SAN DIEGO — Kenley Jansen has saved a career-high 27 games this season and is tied with Cincinnati’s Aroldis Chapman for the strikeout lead among National League relievers with 107 in 72 appearances.
Just imagine how good the right-hander would be if he were pitching with his good arm.
Jansen is a natural lefty. In fact, pitching is the only thing he does with his right hand. And he would still be throwing left-handed if not for his right-handed brothers.
“When I was a kid, I used to use a right-handed glove and I’d just put it on the other hand,” says Jansen, who grew up in Curacao. “They almost started a fight with me. They said if I didn’t stop doing that they would beat me up.”
So Jansen taught himself to throw right-handed.

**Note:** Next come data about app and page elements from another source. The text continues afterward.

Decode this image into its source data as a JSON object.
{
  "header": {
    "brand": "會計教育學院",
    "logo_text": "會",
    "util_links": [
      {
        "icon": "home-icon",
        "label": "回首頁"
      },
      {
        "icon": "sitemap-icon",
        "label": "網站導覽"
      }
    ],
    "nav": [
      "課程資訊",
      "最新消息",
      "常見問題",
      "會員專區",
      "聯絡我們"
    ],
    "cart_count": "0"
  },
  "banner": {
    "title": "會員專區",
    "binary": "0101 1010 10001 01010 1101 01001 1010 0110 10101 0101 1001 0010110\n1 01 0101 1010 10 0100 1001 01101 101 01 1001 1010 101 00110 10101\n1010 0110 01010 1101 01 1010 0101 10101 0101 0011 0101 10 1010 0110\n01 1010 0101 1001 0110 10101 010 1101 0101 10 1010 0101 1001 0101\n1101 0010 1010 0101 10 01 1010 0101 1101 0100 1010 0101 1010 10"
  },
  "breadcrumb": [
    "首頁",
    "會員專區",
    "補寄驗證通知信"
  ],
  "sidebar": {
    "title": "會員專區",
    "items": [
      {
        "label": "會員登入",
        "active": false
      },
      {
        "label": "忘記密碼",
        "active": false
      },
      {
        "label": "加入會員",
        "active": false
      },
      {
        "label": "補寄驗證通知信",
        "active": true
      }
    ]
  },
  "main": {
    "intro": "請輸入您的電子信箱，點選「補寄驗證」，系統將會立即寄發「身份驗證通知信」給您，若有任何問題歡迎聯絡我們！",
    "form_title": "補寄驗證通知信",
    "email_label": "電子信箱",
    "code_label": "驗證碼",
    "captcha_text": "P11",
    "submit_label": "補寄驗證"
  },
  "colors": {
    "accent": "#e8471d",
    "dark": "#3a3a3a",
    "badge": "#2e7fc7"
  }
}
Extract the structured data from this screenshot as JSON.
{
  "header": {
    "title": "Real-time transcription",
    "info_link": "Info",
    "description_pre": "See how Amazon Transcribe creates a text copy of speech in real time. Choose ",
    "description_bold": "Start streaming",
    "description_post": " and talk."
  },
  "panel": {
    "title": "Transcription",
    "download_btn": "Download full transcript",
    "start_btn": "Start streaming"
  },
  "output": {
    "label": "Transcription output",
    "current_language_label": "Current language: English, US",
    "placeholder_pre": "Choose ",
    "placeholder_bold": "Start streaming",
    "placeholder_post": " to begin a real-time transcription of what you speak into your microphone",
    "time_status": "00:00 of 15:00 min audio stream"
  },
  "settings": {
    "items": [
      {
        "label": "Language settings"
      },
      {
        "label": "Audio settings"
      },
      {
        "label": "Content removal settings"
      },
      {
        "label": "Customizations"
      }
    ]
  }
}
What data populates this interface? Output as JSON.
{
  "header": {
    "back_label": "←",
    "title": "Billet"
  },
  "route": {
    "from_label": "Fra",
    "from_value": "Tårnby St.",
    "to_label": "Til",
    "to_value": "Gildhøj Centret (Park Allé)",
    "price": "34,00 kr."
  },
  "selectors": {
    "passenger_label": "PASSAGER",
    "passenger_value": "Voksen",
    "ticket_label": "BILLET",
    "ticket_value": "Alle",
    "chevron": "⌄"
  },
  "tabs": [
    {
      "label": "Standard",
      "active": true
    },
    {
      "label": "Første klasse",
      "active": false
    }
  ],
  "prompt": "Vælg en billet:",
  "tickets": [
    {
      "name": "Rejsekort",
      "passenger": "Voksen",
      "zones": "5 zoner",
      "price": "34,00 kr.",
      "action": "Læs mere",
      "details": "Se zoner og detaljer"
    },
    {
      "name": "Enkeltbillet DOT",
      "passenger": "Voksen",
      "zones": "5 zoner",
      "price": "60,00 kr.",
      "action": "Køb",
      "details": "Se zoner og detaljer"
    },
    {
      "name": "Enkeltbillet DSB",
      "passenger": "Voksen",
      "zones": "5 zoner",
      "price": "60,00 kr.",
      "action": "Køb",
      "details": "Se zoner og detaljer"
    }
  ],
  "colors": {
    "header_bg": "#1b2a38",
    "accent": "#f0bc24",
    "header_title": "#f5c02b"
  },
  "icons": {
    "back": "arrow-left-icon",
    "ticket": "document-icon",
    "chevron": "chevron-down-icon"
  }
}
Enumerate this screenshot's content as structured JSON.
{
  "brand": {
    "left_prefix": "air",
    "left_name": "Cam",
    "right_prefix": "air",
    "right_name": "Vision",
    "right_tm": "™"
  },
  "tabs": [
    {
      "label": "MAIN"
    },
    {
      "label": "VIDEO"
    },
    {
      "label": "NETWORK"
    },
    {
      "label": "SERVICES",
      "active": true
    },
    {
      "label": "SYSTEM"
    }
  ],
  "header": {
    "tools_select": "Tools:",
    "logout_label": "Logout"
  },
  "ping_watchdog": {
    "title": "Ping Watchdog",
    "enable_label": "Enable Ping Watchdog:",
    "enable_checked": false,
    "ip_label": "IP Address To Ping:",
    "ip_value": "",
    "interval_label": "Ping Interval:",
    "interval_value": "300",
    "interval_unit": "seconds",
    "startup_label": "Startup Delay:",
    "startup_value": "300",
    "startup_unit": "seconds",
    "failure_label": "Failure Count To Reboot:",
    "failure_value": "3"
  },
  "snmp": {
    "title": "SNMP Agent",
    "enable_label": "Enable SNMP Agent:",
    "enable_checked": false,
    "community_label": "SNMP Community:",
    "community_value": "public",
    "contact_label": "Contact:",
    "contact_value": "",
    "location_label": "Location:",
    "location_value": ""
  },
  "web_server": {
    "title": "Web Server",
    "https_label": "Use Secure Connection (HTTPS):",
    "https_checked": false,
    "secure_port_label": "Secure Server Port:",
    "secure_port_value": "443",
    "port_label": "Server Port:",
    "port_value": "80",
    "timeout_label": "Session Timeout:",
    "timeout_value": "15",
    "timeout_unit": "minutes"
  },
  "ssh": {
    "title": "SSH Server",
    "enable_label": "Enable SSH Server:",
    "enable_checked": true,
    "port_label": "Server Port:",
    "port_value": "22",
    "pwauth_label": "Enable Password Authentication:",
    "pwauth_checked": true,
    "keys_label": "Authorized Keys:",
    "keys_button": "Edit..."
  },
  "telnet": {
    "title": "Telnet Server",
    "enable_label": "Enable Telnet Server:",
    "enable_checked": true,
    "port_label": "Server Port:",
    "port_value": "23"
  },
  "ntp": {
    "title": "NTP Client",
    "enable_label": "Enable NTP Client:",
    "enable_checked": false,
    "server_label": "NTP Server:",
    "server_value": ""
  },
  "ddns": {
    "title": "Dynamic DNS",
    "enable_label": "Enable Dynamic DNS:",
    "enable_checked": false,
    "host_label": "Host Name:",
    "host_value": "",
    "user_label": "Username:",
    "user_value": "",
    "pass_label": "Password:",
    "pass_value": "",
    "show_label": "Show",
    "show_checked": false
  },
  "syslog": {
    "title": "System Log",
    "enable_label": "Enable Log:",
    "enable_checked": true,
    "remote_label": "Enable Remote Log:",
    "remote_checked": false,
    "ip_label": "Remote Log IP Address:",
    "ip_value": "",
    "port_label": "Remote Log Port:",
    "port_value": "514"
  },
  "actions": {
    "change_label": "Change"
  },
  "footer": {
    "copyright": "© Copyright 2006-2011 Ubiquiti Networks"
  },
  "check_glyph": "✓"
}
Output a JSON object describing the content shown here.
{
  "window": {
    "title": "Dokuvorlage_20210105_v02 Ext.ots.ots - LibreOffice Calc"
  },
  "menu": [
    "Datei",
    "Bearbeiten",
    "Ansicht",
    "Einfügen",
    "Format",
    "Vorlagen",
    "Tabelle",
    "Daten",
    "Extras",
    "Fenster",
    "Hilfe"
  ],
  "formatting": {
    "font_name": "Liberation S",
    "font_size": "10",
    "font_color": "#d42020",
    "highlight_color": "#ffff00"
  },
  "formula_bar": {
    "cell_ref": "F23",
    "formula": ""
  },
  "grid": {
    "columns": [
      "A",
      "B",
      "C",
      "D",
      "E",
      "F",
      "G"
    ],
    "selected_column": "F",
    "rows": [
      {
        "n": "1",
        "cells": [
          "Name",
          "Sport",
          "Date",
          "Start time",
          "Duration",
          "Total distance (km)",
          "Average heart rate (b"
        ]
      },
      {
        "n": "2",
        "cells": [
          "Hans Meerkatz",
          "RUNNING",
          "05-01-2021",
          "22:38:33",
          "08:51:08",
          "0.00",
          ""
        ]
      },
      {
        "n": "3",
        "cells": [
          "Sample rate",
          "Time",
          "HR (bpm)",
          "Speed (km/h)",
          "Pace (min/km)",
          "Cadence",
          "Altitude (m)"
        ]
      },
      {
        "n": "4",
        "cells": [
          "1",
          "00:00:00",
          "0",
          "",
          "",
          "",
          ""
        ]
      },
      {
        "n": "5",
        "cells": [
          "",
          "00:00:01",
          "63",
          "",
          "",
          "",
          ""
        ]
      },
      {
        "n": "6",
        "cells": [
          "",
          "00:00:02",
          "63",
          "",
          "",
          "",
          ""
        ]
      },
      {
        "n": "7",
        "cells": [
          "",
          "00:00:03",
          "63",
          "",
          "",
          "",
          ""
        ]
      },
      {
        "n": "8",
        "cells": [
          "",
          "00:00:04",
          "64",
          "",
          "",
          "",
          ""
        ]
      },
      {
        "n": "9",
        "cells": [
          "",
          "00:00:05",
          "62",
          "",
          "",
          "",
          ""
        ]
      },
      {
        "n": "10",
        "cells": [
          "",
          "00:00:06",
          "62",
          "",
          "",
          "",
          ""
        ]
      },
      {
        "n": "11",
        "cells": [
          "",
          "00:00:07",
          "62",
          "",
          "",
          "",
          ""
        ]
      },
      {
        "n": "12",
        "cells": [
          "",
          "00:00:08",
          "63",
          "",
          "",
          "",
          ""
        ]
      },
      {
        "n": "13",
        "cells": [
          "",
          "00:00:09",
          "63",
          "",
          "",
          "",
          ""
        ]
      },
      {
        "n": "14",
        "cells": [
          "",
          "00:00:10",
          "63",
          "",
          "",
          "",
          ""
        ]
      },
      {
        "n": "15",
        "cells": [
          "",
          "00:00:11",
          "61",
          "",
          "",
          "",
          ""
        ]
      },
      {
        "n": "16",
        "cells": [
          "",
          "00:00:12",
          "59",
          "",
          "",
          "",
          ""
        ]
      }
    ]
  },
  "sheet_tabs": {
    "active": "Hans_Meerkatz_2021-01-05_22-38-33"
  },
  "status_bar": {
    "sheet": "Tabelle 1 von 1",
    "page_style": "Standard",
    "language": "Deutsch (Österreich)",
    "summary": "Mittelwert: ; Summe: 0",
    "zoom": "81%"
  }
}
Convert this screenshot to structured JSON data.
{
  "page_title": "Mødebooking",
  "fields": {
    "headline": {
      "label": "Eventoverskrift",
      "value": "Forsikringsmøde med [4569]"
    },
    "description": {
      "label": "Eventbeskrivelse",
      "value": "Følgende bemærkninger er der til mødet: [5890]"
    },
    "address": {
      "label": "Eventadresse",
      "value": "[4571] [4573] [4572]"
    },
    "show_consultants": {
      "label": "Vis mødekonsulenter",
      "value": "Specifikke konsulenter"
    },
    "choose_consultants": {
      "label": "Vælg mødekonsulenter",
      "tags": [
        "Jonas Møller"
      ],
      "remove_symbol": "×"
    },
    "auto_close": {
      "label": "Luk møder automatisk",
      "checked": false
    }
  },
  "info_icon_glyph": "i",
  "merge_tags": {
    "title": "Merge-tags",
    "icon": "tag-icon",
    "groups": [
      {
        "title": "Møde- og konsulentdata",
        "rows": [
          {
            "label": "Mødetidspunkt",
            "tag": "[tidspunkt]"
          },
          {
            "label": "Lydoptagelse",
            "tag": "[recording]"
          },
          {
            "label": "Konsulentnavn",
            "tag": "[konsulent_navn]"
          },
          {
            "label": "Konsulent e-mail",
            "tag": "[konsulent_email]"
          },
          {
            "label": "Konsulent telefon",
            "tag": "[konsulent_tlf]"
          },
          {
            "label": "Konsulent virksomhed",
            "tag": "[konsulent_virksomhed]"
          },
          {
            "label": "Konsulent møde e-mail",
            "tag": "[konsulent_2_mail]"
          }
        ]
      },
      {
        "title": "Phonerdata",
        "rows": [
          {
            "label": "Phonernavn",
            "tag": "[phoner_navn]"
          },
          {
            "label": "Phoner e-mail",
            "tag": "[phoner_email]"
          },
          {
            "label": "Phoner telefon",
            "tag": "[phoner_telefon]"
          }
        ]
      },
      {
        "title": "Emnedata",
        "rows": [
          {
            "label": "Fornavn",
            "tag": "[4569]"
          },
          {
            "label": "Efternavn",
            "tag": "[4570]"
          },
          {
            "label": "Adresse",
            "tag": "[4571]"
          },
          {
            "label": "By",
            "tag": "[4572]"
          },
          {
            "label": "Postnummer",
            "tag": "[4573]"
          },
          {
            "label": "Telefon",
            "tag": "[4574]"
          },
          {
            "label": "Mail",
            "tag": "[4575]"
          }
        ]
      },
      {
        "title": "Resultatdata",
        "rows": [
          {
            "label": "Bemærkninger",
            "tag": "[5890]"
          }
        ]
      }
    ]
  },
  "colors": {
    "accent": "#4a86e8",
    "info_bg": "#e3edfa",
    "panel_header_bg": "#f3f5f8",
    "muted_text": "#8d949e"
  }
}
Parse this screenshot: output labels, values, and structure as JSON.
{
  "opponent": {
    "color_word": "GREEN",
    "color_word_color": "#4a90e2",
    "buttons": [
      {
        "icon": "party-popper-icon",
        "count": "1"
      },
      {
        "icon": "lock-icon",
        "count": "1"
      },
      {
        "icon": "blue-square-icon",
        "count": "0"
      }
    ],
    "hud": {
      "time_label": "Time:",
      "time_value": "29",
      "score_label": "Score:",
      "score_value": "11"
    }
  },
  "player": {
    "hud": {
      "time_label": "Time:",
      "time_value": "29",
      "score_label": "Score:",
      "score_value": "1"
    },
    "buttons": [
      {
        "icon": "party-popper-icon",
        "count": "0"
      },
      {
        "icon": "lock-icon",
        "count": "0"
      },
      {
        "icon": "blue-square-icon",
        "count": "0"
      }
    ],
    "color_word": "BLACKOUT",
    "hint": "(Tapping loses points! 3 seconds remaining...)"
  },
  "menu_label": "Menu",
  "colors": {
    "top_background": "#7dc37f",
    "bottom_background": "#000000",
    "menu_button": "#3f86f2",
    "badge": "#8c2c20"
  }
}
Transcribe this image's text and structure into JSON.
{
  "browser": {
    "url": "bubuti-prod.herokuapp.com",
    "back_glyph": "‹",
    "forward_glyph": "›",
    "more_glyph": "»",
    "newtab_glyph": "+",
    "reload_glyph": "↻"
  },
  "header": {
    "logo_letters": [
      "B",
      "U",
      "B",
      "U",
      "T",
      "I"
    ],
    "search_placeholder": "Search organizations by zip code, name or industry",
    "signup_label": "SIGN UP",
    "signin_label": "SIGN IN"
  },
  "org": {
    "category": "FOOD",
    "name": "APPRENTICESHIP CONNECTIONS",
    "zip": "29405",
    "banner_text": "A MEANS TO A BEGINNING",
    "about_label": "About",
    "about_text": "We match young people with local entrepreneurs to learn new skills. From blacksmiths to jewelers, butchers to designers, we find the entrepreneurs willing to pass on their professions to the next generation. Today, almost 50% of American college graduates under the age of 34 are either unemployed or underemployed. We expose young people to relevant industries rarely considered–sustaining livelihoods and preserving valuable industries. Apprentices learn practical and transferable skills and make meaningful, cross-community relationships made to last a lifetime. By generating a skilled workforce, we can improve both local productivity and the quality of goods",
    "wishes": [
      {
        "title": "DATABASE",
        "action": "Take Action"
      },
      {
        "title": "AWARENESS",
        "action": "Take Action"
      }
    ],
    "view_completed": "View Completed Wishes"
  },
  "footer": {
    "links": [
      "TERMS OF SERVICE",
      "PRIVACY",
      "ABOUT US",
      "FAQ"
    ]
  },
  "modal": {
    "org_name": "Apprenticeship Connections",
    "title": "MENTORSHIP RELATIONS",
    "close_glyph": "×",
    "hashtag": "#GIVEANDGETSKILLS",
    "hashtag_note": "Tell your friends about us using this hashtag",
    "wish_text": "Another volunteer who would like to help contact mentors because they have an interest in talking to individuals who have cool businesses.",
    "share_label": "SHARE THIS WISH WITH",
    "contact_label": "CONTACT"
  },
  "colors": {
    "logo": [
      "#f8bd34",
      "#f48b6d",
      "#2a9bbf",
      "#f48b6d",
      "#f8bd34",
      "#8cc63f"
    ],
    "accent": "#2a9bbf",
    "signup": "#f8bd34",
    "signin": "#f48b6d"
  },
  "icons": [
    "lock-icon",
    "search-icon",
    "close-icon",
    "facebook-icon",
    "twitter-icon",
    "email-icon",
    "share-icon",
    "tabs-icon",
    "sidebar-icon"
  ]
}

He says he can still throw with his left arm but not with the mid-90s power he has right-handed.
And he’s not the only Dodgers pitcher who throws with the “wrong” hand. Starting pitcher Hyun-Jin Ryu is right-handed everywhere but on the mound. Ryu said that when he started playing baseball at age 10 his father brought him a right-handed fielder’s glove on purpose so he would have to throw with his left.
“They’re like mirror images of each other,” Martin Kim, Ryu’s interpreter, said of Ryu and Jansen.
Andre Ethier, out nine days because of a sprained left ankle, pinch-hit in the ninth inning Sunday and struck out on three pitches. He appeared to favor the ankle after the second strike but declined to talk about it after the game. He could be back in the starting lineup Tuesday in San Francisco. . . . Chris Capuano, who hasn’t pitched since straining a groin muscle more than two weeks ago, said he is feeling much better since getting an injection of platelet-rich plasma last week. The left-hander, in a race to get fit in time for the playoffs, expects to throw a bullpen session Tuesday.